“What can I learn from this? What will I do next time I’m in this situation?”
- Carol Dweck
I once heard someone refer to Medium as a great place for a regular “brain dump.”
Today I really need a brain dump.
While the word dump is the farthest from how I would describe my experience so far on Medium, if I’m going to continue writing every day like I’ve promised myself, I’ve got to have some days where I just sit here and write, regardless of how bad it might be.
That seems to have been an odd theme of my writing recently- how bad it is in the beginning. It’s been fun to see themes like this emerge and to discover my voice more throughout these last couple months.
There’s a lot I have written about and a lot more still left in me.
Nearly every day ideas come to mind of articles to write, but some days when I sit down to actually write nothing comes. Those are the hardest days to continue to write and actually hit publish but often end up being the most rewarding when I finish.
One fun thing about writing is that you can discover yourself and how your brain works more deeply the more you write.
It seems easy, at first, to just sit down and write whatever comes to your mind. At first, you’re bad and you know that you’re bad and the thrill of publishing anyway to see what might happen gets your heart pumping faster.
It’s exciting and fun.
Then reality sinks in and the monotony of keeping your commitment to write every day gets difficult.
This applies to anything we love to do that takes effort, from writing to running.
But only those who continue practicing will become.
Right now I’m listening to Mindset by Carol Dweck. She’s talking about various athletes like Michael Jordan who weren’t just naturally talented like it may seem they are.
“We like to think of our champions and idols as superheroes who were born different from us. We don’t like to think of them as relatively ordinary people who made themselves extraordinary.”
- Carol Dweck
We all want to have the mindset that we can just power through all that pain that’s required of us to practice every day to reach our full potential. It’s easy to think that we can when we’re watching a motivational video or setting goals and making plans.
But when the rubber meets the road, then it gets difficult.
Your alarm clock goes off at 4:30 am.
You hit the wall at mile 10 of your half marathon.
You see your boss calling and he gets mad at you again for another mistake.
You want to give up.
This has been me recently. I’ve wanted to give up. It’s part of why I’ve been writing so much about quitting and giving up and trying to continue on.
I’m learning, however, that sometimes my mind knows something that my heart isn’t quite ready to receive.

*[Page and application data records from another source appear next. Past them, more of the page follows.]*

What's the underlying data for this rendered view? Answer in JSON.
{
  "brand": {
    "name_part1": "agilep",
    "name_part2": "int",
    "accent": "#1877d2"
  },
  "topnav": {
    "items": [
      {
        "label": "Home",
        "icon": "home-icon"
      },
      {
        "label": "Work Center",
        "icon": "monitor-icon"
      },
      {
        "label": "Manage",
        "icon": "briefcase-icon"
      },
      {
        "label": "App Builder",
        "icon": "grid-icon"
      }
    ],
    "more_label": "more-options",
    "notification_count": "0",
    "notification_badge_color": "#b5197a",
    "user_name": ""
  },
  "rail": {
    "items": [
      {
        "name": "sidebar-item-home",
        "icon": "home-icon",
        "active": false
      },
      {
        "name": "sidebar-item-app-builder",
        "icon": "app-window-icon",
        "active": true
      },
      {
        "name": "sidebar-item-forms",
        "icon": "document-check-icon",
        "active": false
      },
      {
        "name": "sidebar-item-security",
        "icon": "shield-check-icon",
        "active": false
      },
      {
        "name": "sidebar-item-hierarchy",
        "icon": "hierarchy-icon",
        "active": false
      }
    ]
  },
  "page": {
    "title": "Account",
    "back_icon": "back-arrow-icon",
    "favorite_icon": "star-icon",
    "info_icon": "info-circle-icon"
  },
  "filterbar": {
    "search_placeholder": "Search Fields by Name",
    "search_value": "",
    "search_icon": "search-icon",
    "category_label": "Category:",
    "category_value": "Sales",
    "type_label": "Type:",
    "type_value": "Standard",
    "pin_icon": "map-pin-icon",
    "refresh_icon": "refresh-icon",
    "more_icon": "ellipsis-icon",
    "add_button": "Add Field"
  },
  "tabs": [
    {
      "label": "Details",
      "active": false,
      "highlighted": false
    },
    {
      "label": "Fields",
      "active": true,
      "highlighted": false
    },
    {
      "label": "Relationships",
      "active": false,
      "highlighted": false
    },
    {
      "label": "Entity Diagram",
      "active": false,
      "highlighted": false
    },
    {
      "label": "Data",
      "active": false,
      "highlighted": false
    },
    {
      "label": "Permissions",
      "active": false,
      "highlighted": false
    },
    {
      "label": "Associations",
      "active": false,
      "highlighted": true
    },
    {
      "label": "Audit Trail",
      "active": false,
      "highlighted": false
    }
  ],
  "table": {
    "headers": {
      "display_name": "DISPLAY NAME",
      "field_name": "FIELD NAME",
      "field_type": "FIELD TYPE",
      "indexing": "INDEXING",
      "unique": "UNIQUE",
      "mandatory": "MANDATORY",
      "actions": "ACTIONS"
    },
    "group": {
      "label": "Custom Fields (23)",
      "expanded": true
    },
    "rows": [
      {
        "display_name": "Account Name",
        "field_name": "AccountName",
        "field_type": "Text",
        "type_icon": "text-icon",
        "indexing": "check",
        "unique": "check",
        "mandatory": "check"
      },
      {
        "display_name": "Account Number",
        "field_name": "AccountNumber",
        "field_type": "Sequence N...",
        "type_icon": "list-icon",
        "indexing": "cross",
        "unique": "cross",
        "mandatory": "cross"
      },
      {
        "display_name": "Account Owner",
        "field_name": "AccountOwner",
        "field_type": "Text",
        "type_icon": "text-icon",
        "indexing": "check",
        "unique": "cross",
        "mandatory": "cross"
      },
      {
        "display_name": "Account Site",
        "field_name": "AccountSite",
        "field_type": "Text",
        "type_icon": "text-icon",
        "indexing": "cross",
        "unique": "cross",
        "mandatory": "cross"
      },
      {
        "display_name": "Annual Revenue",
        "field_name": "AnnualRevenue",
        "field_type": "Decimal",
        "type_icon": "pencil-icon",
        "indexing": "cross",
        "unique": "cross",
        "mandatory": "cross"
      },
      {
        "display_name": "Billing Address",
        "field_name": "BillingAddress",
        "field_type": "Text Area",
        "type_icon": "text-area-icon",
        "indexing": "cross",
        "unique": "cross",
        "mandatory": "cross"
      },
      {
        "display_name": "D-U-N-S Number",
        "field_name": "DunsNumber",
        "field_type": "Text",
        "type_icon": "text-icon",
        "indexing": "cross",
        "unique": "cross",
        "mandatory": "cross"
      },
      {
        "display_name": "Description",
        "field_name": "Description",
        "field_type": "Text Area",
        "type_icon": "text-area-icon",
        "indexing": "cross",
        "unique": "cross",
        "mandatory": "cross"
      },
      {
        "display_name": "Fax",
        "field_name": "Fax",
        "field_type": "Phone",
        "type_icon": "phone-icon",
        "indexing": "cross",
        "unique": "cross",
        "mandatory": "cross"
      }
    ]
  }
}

Right now, my mind knows that I need the valuable practice I’m getting from waking up early, getting chewed out by my boss, and countless other experiences.
My heart isn’t always ready, which means that when it’s time to face the facts of where I really am, I freeze.
It really hurts to know how bad I suck.
Yet, there’s nothing wrong with that, at least not as long as I learn from it and move on.
It’s okay to get down when you lose. When you aren’t good enough. When you really do suck and you know it.
But it’s not okay to give up, to stay down.
I’m not giving up.
And neither should you.